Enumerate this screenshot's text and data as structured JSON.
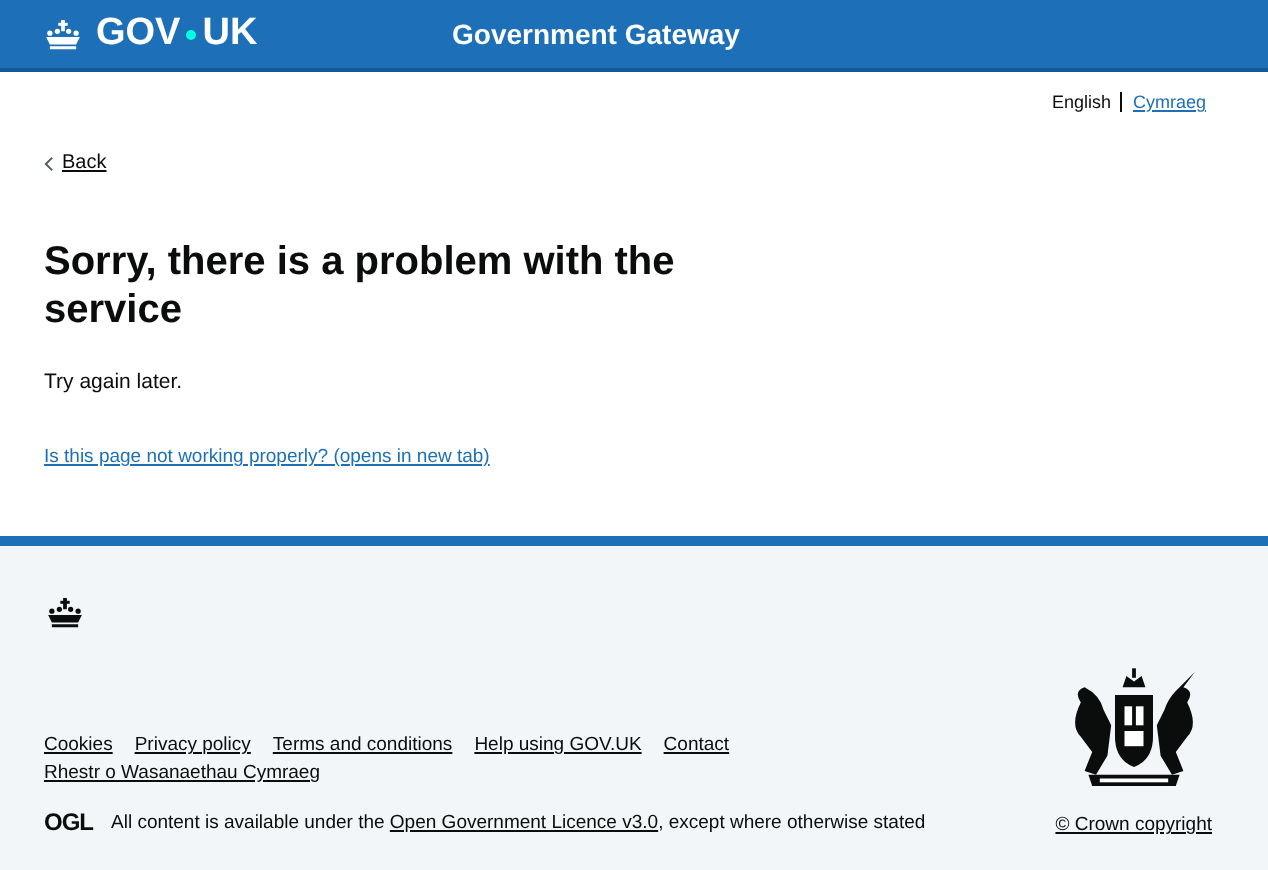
{
  "header": {
    "logo_left": "GOV",
    "logo_right": "UK",
    "service_name": "Government Gateway"
  },
  "language_toggle": [
    {
      "label": "English",
      "selected": true
    },
    {
      "label": "Cymraeg",
      "selected": false
    }
  ],
  "back_link": "Back",
  "heading": "Sorry, there is a problem with the service",
  "body": "Try again later.",
  "report_link": "Is this page not working properly? (opens in new tab)",
  "footer": {
    "links": [
      "Cookies",
      "Privacy policy",
      "Terms and conditions",
      "Help using GOV.UK",
      "Contact",
      "Rhestr o Wasanaethau Cymraeg"
    ],
    "licence_logo": "OGL",
    "licence_before": "All content is available under the",
    "licence_link": "Open Government Licence v3.0",
    "licence_after": ", except where otherwise stated",
    "copyright": "© Crown copyright"
  }
}
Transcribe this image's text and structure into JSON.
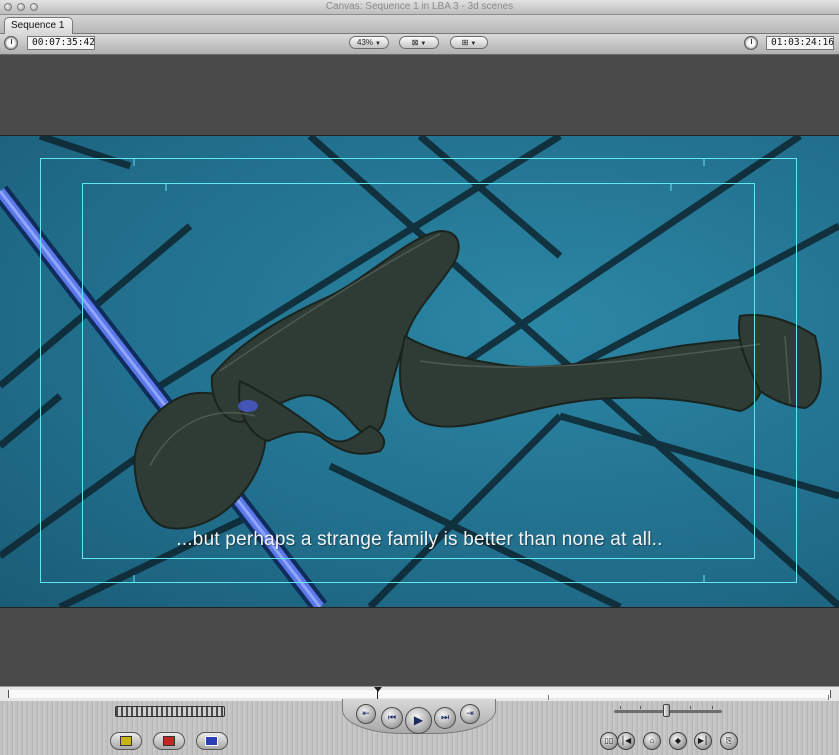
{
  "window": {
    "title": "Canvas: Sequence 1 in LBA 3 - 3d scenes"
  },
  "tabs": [
    {
      "label": "Sequence 1",
      "active": true
    }
  ],
  "toolbar": {
    "duration_timecode": "00:07:35:42",
    "zoom_label": "43%",
    "view_icon": "view-mode-icon",
    "overlay_icon": "overlay-icon",
    "current_timecode": "01:03:24:16"
  },
  "canvas": {
    "subtitle": "...but perhaps a strange family is better than none at all.."
  },
  "transport": {
    "buttons": [
      {
        "name": "play-in-to-out-icon"
      },
      {
        "name": "previous-edit-icon"
      },
      {
        "name": "play-icon"
      },
      {
        "name": "next-edit-icon"
      },
      {
        "name": "play-around-icon"
      }
    ],
    "edit_buttons": [
      {
        "name": "insert-edit-icon",
        "color": "#c9b21c"
      },
      {
        "name": "overwrite-edit-icon",
        "color": "#c42626"
      },
      {
        "name": "replace-edit-icon",
        "color": "#2d3fb4"
      }
    ],
    "mark_buttons": [
      {
        "name": "match-frame-icon"
      },
      {
        "name": "mark-clip-icon"
      },
      {
        "name": "add-marker-icon"
      },
      {
        "name": "add-keyframe-icon"
      },
      {
        "name": "mark-in-icon"
      },
      {
        "name": "mark-out-icon"
      }
    ]
  },
  "colors": {
    "title_safe": "#5fe8ef",
    "video_background": "#1f6a87"
  }
}
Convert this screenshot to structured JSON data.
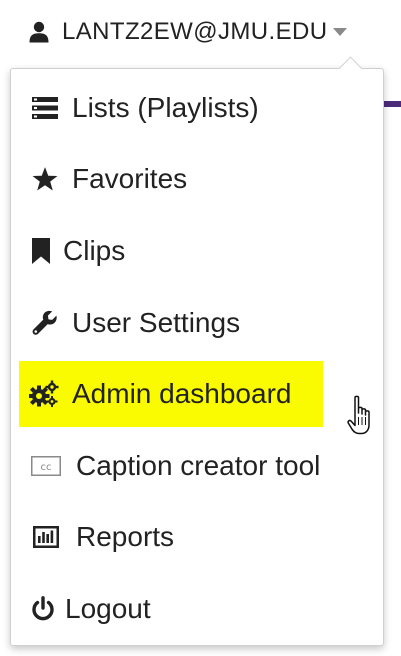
{
  "account": {
    "email": "LANTZ2EW@JMU.EDU",
    "user_icon": "user-icon",
    "caret_icon": "caret-down-icon"
  },
  "menu": {
    "items": [
      {
        "label": "Lists (Playlists)",
        "icon": "list-icon"
      },
      {
        "label": "Favorites",
        "icon": "star-icon"
      },
      {
        "label": "Clips",
        "icon": "bookmark-icon"
      },
      {
        "label": "User Settings",
        "icon": "wrench-icon"
      },
      {
        "label": "Admin dashboard",
        "icon": "gears-icon",
        "highlighted": true
      },
      {
        "label": "Caption creator tool",
        "icon": "closed-caption-icon"
      },
      {
        "label": "Reports",
        "icon": "bar-chart-icon"
      },
      {
        "label": "Logout",
        "icon": "power-icon"
      }
    ]
  },
  "colors": {
    "highlight": "#fbfb00",
    "text": "#222222",
    "nav_accent": "#4b2a7a"
  },
  "cursor": "hand-pointer-cursor"
}
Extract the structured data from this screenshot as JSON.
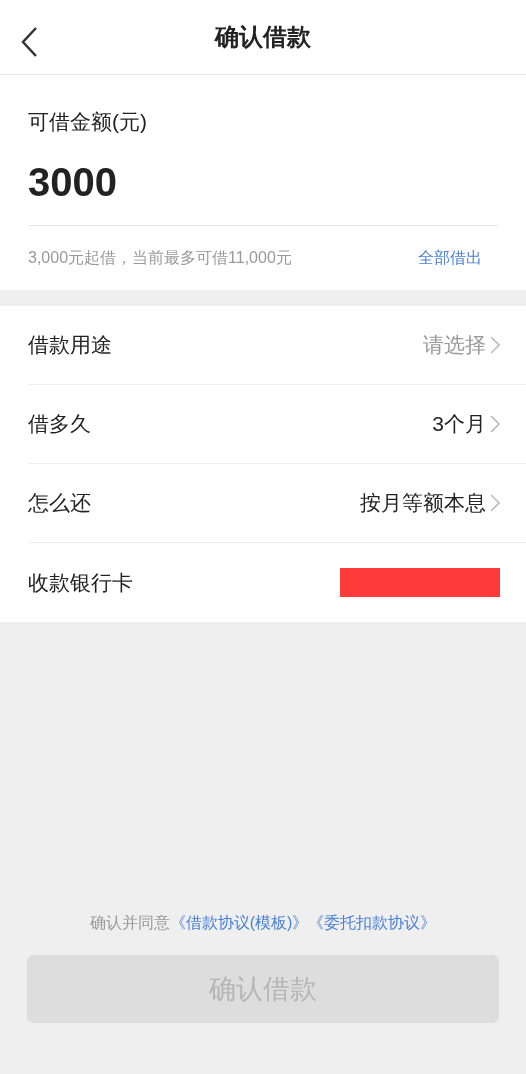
{
  "header": {
    "title": "确认借款"
  },
  "amount": {
    "label": "可借金额(元)",
    "value": "3000",
    "hint": "3,000元起借，当前最多可借11,000元",
    "borrow_all": "全部借出"
  },
  "rows": [
    {
      "kind": "select",
      "label": "借款用途",
      "placeholder": "请选择"
    },
    {
      "kind": "select",
      "label": "借多久",
      "value": "3个月"
    },
    {
      "kind": "select",
      "label": "怎么还",
      "value": "按月等额本息"
    },
    {
      "kind": "redacted",
      "label": "收款银行卡"
    }
  ],
  "agreement": {
    "prefix": "确认并同意",
    "links": [
      "《借款协议(模板)》",
      "《委托扣款协议》"
    ]
  },
  "confirm_button": {
    "label": "确认借款",
    "disabled": true
  }
}
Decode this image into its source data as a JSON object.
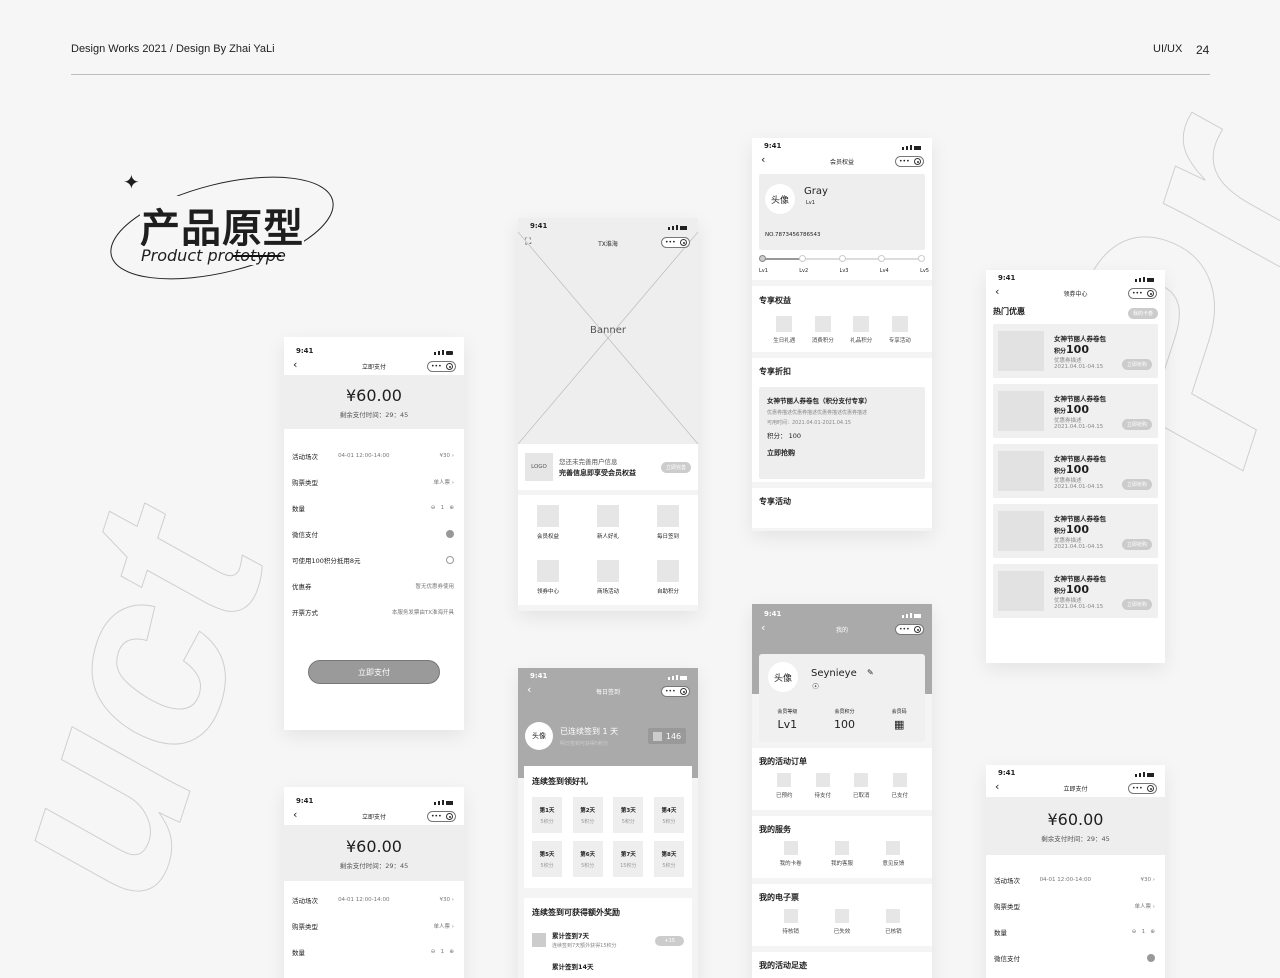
{
  "header": {
    "left": "Design Works 2021 / Design By Zhai YaLi",
    "tag": "UI/UX",
    "page": "24"
  },
  "title": {
    "cn": "产品原型",
    "en": "Product prototype"
  },
  "bg_words": {
    "right": "Pr",
    "left": "uct"
  },
  "status": {
    "time": "9:41"
  },
  "pay": {
    "nav": "立即支付",
    "amount": "¥60.00",
    "remain": "剩余支付时间：29：45",
    "rows": [
      {
        "label": "活动场次",
        "date": "04-01  12:00-14:00",
        "value": "¥30"
      },
      {
        "label": "购票类型",
        "value": "单人票"
      },
      {
        "label": "数量",
        "qty": "1"
      },
      {
        "label": "微信支付"
      },
      {
        "label": "可使用100积分抵用8元"
      },
      {
        "label": "优惠券",
        "value": "暂无优惠券使用"
      },
      {
        "label": "开票方式",
        "value": "本服务发票由TX淮海开具"
      }
    ],
    "button": "立即支付"
  },
  "home": {
    "nav": "TX淮海",
    "banner": "Banner",
    "logo": "LOGO",
    "msg1": "您还未完善用户信息",
    "msg2": "完善信息即享受会员权益",
    "complete": "立即完善",
    "grid": [
      "会员权益",
      "新人好礼",
      "每日签到",
      "领券中心",
      "商场活动",
      "自助积分"
    ]
  },
  "vip": {
    "nav": "会员权益",
    "avatar": "头像",
    "name": "Gray",
    "lvl": "Lv1",
    "no": "NO.7873456786543",
    "levels": [
      "Lv1",
      "Lv2",
      "Lv3",
      "Lv4",
      "Lv5"
    ],
    "s1": "专享权益",
    "rights": [
      "生日礼遇",
      "消费积分",
      "礼品积分",
      "专享活动"
    ],
    "s2": "专享折扣",
    "card_title": "女神节丽人券卷包（积分支付专享）",
    "card_desc": "优惠券描述优惠券描述优惠券描述优惠券描述",
    "card_date": "可用时间：2021.04.01-2021.04.15",
    "card_pts": "积分： 100",
    "card_btn": "立即抢购",
    "s3": "专享活动"
  },
  "coupon": {
    "nav": "领券中心",
    "section": "热门优惠",
    "mine": "我的卡卷",
    "item": {
      "title": "女神节丽人券卷包",
      "pts_label": "积分",
      "pts": "100",
      "desc": "优惠券描述",
      "date": "2021.04.01-04.15",
      "btn": "立即抢购"
    }
  },
  "checkin": {
    "nav": "每日签到",
    "avatar": "头像",
    "days": "已连续签到 1 天",
    "sub": "明日签到可获得5积分",
    "points": "146",
    "s1": "连续签到领好礼",
    "grid": [
      {
        "d": "第1天",
        "p": "5积分"
      },
      {
        "d": "第2天",
        "p": "5积分"
      },
      {
        "d": "第3天",
        "p": "5积分"
      },
      {
        "d": "第4天",
        "p": "5积分"
      },
      {
        "d": "第5天",
        "p": "5积分"
      },
      {
        "d": "第6天",
        "p": "5积分"
      },
      {
        "d": "第7天",
        "p": "15积分"
      },
      {
        "d": "第8天",
        "p": "5积分"
      }
    ],
    "s2": "连续签到可获得额外奖励",
    "reward_title": "累计签到7天",
    "reward_desc": "连续签到7天额外获得15积分",
    "reward_badge": "+15",
    "reward2": "累计签到14天"
  },
  "mine": {
    "nav": "我的",
    "avatar": "头像",
    "name": "Seynieye",
    "stats": [
      {
        "k": "会员等级",
        "v": "Lv1"
      },
      {
        "k": "会员积分",
        "v": "100"
      },
      {
        "k": "会员码",
        "v": ""
      }
    ],
    "s1": "我的活动订单",
    "orders": [
      "已预约",
      "待支付",
      "已取消",
      "已支付"
    ],
    "s2": "我的服务",
    "services": [
      "我的卡卷",
      "我的客服",
      "意见反馈"
    ],
    "s3": "我的电子票",
    "tickets": [
      "待核销",
      "已失效",
      "已核销"
    ],
    "s4": "我的活动足迹"
  }
}
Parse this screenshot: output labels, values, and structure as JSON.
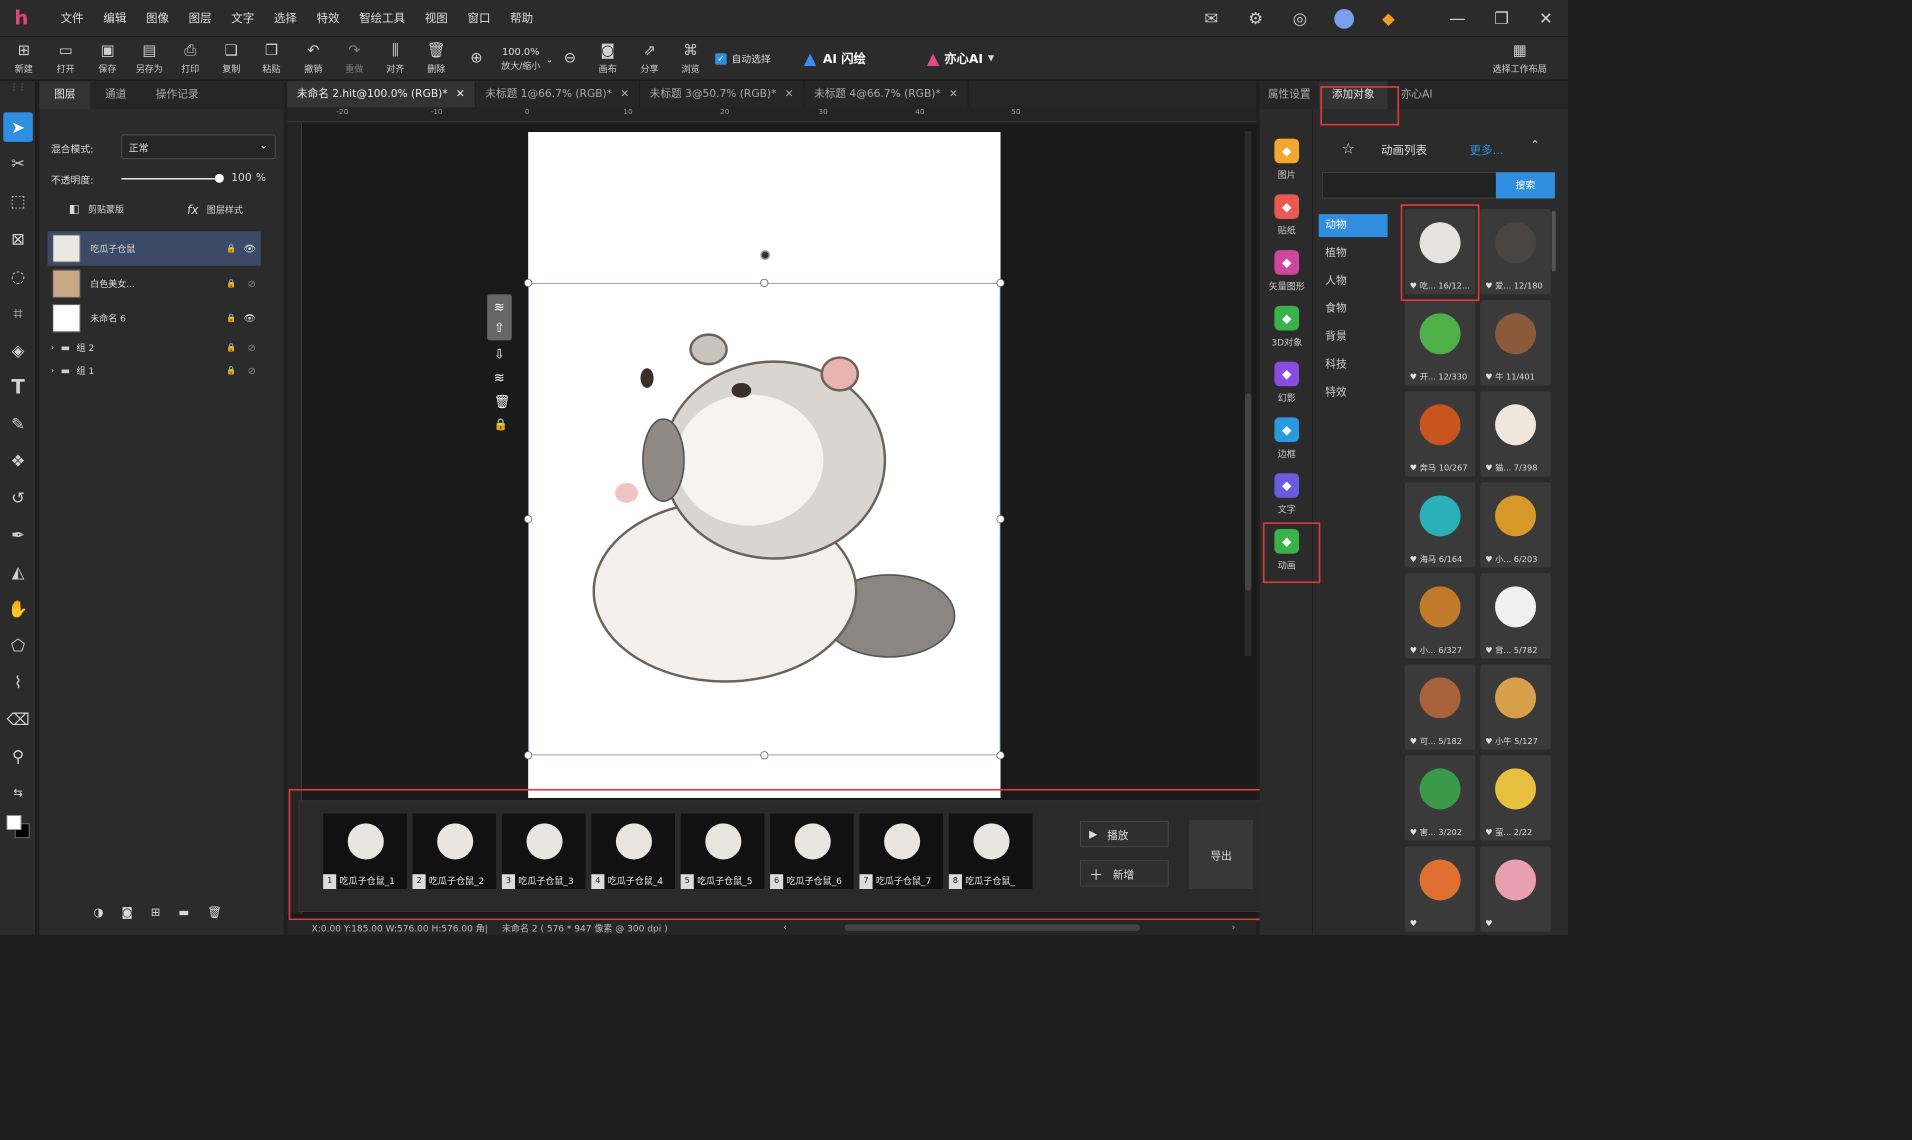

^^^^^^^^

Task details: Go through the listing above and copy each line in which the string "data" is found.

Answer section:
Enumerate this screenshot's text and data as structured JSON.
Convert this screenshot to structured JSON data.
Extract the structured data from this screenshot as JSON.
Decode this image into its source data as a JSON object.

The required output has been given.